Table 1: The tasks of SOC Analysts (source)

Tier 1 Analyst
  • Reviews the incident alerts and evaluates their urgency and relevance
  • Creates a trouble ticket for alerting Tier 2
  • Runs vulnerability scan and reviews the assessment reports
  • Manages and configures security monitoring tools
Tier 2 Analyst
  • Reviews the trouble ticket generated by Tier 1 analysts
  • Uses Threat Intelligence to identify infected/affected systems and scope of the attack
  • Collects data for further investigation
  • Remediates and determines recovery efforts
Tier 3 Analyst
  • Reviews the asset discovery and vulnerability assessment report
  • Uses advanced threat intelligence techniques to identify cyberthreats which might have found their way into the network
  • Conducts pen testing to gauge resilience and find vulnerable entry points
  • Recommends ways to optimize security monitoring tools – uses threat hunting findings
Tier 4 – SOC Manager
  • Supervises the SOC team
  • Maintains and manages the entire team (recruitment and training)
  • Reviews incident reports and manages the escalation process
  • Develops and executes the crisis communication plan to all of the stakeholders
  • Deals with compliance reports and supports the audit process
  • Evaluates the SOC performance metrics and communicates with business leaders
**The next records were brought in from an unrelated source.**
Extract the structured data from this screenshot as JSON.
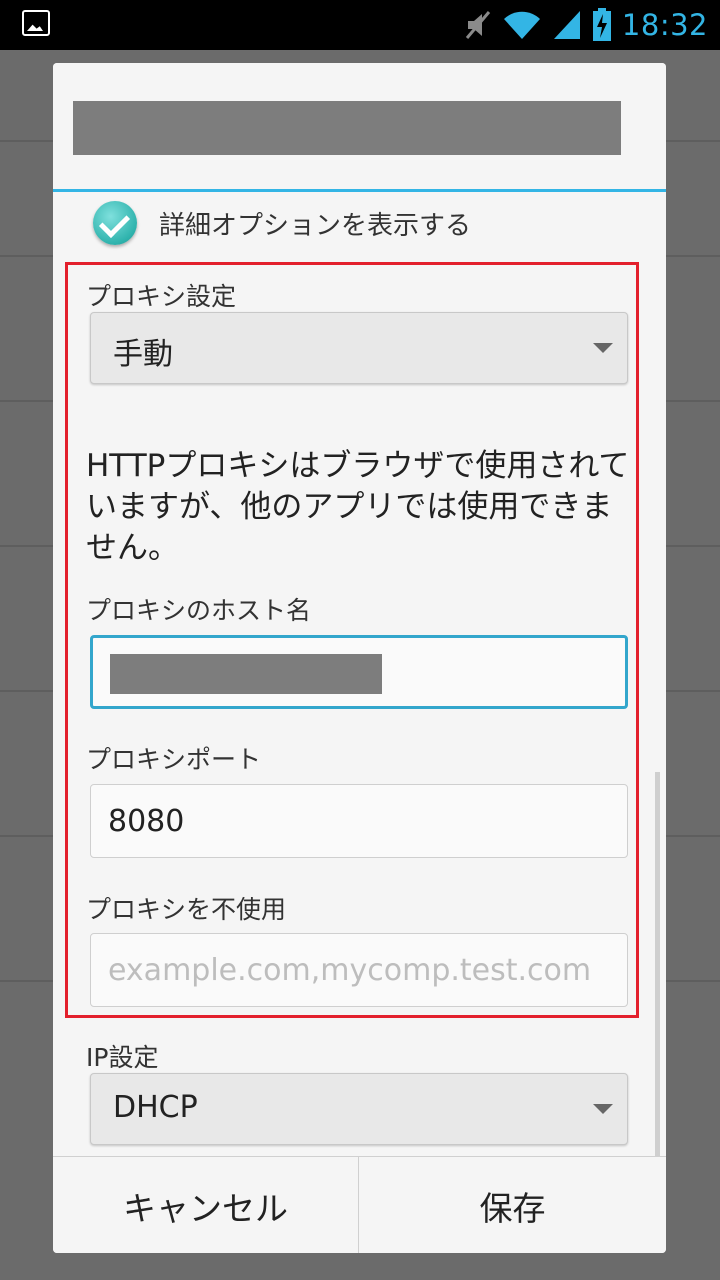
{
  "status_bar": {
    "time": "18:32"
  },
  "dialog": {
    "advanced_options_label": "詳細オプションを表示する",
    "proxy_settings_label": "プロキシ設定",
    "proxy_settings_value": "手動",
    "proxy_message": "HTTPプロキシはブラウザで使用されていますが、他のアプリでは使用できません。",
    "proxy_host_label": "プロキシのホスト名",
    "proxy_port_label": "プロキシポート",
    "proxy_port_value": "8080",
    "proxy_bypass_label": "プロキシを不使用",
    "proxy_bypass_placeholder": "example.com,mycomp.test.com",
    "ip_settings_label": "IP設定",
    "ip_settings_value": "DHCP",
    "cancel_label": "キャンセル",
    "save_label": "保存"
  },
  "colors": {
    "accent": "#33b5e5",
    "highlight": "#e3202c",
    "checkbox": "#2fb3ad"
  }
}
Let me ask you this – how much data do you think you produce in one day? Thanks to the invention of mobile technology such as smartphones and tablets along with innovations in mobile networks and Wi-Fi networks, the creation and consumption of data is constantly growing. 2.5 quintillion bytes (a billion multiplied by a billion) of data is produced by humans every day and the question that arises is “how to handle all this data?” Therefore, the ability to extract important data and get useful information is key and there is a lack of such expert knowledge in the world.

Author: Suzana Kužnik, Security Operations Center Analysts at NIL


Cybersecurity Diagnostics: Machine versus Human

Without ML and AI, data cannot be analyzed and understood, but on the other hand we cannot decide if the detected actions are malicious, what is going to be the next step of the threat actor, and how to block access of an adversary to your network without human interaction.

Read the blog